*EXERCISE*:
Could you return each line of the material that has "Aesis" in it?

== DATA FOR PROCESSING

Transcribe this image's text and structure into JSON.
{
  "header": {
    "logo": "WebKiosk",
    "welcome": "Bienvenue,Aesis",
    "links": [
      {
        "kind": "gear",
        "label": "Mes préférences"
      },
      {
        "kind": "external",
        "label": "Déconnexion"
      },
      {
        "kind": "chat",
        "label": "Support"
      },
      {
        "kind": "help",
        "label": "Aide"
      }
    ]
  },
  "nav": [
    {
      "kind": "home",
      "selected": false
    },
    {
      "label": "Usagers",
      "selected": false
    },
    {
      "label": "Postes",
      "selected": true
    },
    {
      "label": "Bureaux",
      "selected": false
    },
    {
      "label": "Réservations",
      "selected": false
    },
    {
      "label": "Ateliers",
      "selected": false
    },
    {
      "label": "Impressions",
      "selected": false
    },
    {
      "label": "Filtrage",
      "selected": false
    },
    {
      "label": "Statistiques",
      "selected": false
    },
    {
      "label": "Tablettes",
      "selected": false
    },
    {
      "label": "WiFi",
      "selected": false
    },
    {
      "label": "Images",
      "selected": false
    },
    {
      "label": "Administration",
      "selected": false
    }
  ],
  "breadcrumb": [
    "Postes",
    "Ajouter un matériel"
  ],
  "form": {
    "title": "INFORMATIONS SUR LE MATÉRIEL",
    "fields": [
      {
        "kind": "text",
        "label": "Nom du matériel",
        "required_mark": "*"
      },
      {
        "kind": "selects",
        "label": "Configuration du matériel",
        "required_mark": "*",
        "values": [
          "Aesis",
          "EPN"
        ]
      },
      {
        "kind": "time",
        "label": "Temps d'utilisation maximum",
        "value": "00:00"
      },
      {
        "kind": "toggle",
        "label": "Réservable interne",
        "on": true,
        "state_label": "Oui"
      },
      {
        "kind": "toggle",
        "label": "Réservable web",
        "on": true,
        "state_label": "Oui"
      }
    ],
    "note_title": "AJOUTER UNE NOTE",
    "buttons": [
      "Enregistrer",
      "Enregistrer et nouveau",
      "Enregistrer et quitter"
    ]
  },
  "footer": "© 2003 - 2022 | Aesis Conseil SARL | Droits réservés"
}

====

*RESPONSE TO THE EXERCISE*:
    "welcome": "Bienvenue,Aesis",
          "Aesis",
  "footer": "© 2003 - 2022 | Aesis Conseil SARL | Droits réservés"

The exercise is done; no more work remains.